The Senkou Span B - midway point from the previous 52 periods

The Tenkan-sen - a moving average of the midway point of the previous 9 periods

The Kijun-sen - a moving average of the midway point of the previous 26 periods

The Chikou Span - a lagging span plotted from the previous 26 periods


#7 Stochastic Oscillator

The Stochastic Oscillator is a momentum indicator that helps identify assets in the overbought and oversold zones, which are likely to reverse in the future. Similarly to RSI, it ranges from 0 to 100, however, the price is considered to be in the ‘overbought’ zone if it is above 80 and ‘oversold’ if it falls below 20. It identifies these levels by comparing the asset closing price to its price range over a specific period.

#8 Fibonacci Retracement

The Fibonacci Retracement is one of the best and most commonly used indicators that can help traders identify their entry and take profit levels by utilising the Golden Ratio (1.618). Traders can utilise various Fibonacci Retracement Levels shown as a percentage of how much the price has retraces. These levels are 23.6%, 38.2%, 50.0%, 88.6%, 127.0%, 261.8%, etc. Once the two price points (usually highs and lows) have been selected by the Trader, the indicator will automatically calculate and create these levels (in percentage) between those two price points. As such it is important to remember that Fibonacci Retracement Indicator will show the percentages within the price range chosen by the Trader.

#9 Average True Range (ATR)

The Average True Range (ATR) is an indicator that measures the volatility of the asset. The most common ATR is based on the 14-period simple moving average based on true ranges. The range is the distance between a periodic high and low of an asset, it can be applied to any timeframe and period. ATR enables traders to make more informed decisions about their exit levels. The increase in volatility can indicate a market reversal meaning that traders can look to exit their positions to protect their capital from expensive losses and lock into the profit they already made. A decrease in volatility tends to indicate market continuation meaning that traders may choose to keep their positions open expecting to secure more profits as the trend continues in their favour.

#10 Standard Deviation (SD)

The Standard Deviation (SD) is an indicator that provides information on the recent price movements of the assets and can help predict their volatility in the future. It is a very useful indicator for traders who trade breakouts or rely on catching price reversals. High volatility is indicated by high Standard Deviation, while low volatility is indicated by low Standard Deviation.

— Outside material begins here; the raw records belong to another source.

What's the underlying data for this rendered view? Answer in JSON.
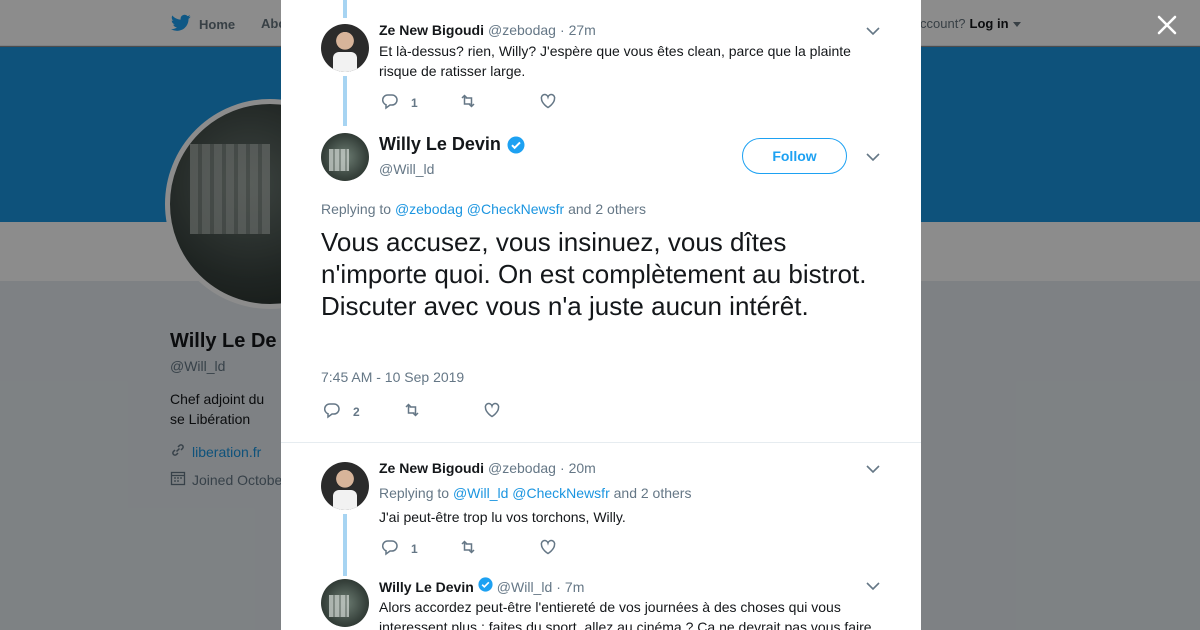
{
  "background": {
    "nav": {
      "home_label": "Home",
      "about_label": "Abo",
      "account_prompt": "ccount?",
      "login_label": "Log in"
    },
    "profile": {
      "name": "Willy Le De",
      "handle": "@Will_ld",
      "bio": "Chef adjoint du se Libération",
      "link": "liberation.fr",
      "joined": "Joined Octobe"
    }
  },
  "tweets": [
    {
      "name": "Ze New Bigoudi",
      "handle": "@zebodag",
      "dot": "·",
      "time": "27m",
      "text": "Et là-dessus? rien, Willy? J'espère que vous êtes clean, parce que la plainte risque de ratisser large.",
      "replies": "1"
    },
    {
      "name": "Ze New Bigoudi",
      "handle": "@zebodag",
      "dot": "·",
      "time": "20m",
      "replying_prefix": "Replying to",
      "replying_mentions": [
        "@Will_ld",
        "@CheckNewsfr"
      ],
      "replying_suffix": "and 2 others",
      "text": "J'ai peut-être trop lu vos torchons, Willy.",
      "replies": "1"
    },
    {
      "name": "Willy Le Devin",
      "handle": "@Will_ld",
      "dot": "·",
      "time": "7m",
      "text": "Alors accordez peut-être l'entiereté de vos journées à des choses qui vous interessent plus ; faites du sport, allez au cinéma ? Ça ne devrait pas vous faire"
    }
  ],
  "main_tweet": {
    "name": "Willy Le Devin",
    "handle": "@Will_ld",
    "follow_label": "Follow",
    "replying_prefix": "Replying to",
    "replying_mentions": [
      "@zebodag",
      "@CheckNewsfr"
    ],
    "replying_suffix": "and 2 others",
    "text": "Vous accusez, vous insinuez, vous dîtes n'importe quoi. On est complètement au bistrot. Discuter avec vous n'a juste aucun intérêt.",
    "timestamp": "7:45 AM - 10 Sep 2019",
    "replies": "2"
  },
  "colors": {
    "accent": "#1da1f2",
    "link": "#1b95e0",
    "banner": "#1b95e0",
    "thread_line": "#a7d4f2",
    "muted": "#657786"
  },
  "icons": [
    "twitter-bird-icon",
    "close-icon",
    "reply-icon",
    "retweet-icon",
    "like-icon",
    "chevron-down-icon",
    "verified-badge-icon",
    "link-icon",
    "calendar-icon"
  ]
}
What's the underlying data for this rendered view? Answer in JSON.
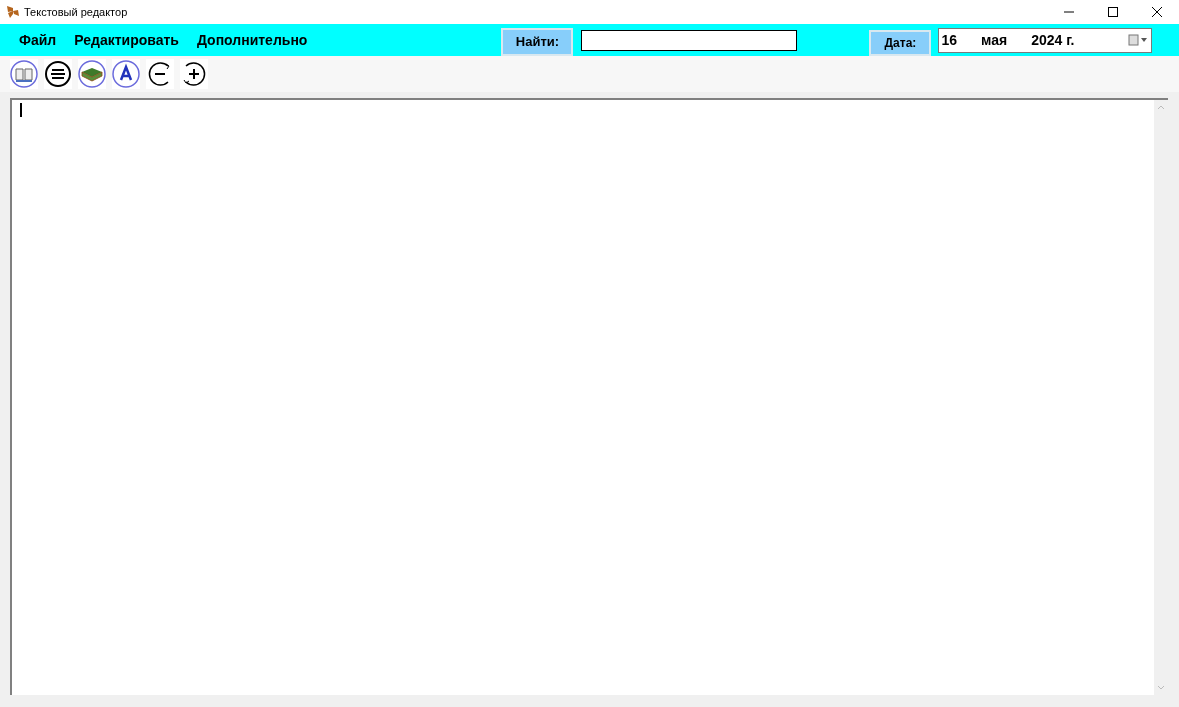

Thanks for joining us this week! We hope that we’ve introduced you to a few new indicators that you may want to start using to become a better trader! Make sure to always try your new strategies or indicators with a demo account first!

Join us next week as we continue our Trading Top Ten educational series!